They want to know if they will develop professionally more by staying at their current job or leaving for a new one.
They want to work for companies not fixated on profits.
They want companies to share their financial rewards with their employees.
They want to be part of a positive workplace culture.
They want opportunities for continuous learning and workplace flexibility (which includes being trusted by their employers not to have strict hours or locations).
The Role Of The Gig Economy
The attractiveness of the gig economy is one major factor that could drive Millennials to leave their current job.
Among those Millennials who would willingly leave their employers within the next two years, 62% regard the gig economy as a viable alternative to full-time employment.

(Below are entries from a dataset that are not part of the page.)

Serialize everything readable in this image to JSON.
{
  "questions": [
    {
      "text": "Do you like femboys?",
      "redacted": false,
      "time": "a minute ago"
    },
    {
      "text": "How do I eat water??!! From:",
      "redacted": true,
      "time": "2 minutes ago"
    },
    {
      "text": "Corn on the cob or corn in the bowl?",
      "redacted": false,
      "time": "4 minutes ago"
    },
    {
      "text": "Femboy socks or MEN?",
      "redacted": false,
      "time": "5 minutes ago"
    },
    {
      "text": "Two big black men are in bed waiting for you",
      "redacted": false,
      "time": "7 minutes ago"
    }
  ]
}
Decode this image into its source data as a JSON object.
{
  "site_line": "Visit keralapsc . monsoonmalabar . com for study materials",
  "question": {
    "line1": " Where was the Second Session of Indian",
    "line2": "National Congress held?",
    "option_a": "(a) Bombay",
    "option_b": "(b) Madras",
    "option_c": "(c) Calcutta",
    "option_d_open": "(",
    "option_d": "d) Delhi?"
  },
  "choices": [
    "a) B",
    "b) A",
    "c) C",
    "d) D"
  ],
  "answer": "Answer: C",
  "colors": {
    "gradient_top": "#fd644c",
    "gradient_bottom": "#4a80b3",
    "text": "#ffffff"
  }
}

Why? The top reason is the potential for higher earnings. Flexibility and freedom are the next two reasons.
According to Deloitte, seven in 10 Millennials who are members of senior management teams or on boards would consider taking on short-term contracts or freelance work as an alternative to full-time employment. This compares to 57% of junior employees.
Want to attract and retain Millennials? Organizations that are focused on improving society, developing their workforce, providing more flexibility, promoting diversity and encouraging innovation will likely create a more motivated, productive and loyal workforce.
What do you think? Are these realistic requests or unreasonable demands? Are Millennials self-entitled or do they have a right to feel concerned? We want to hear from you in the Comments section.
By Zack Friedman, Founder & CEO of Make Lemonade, a personal finance comparison site.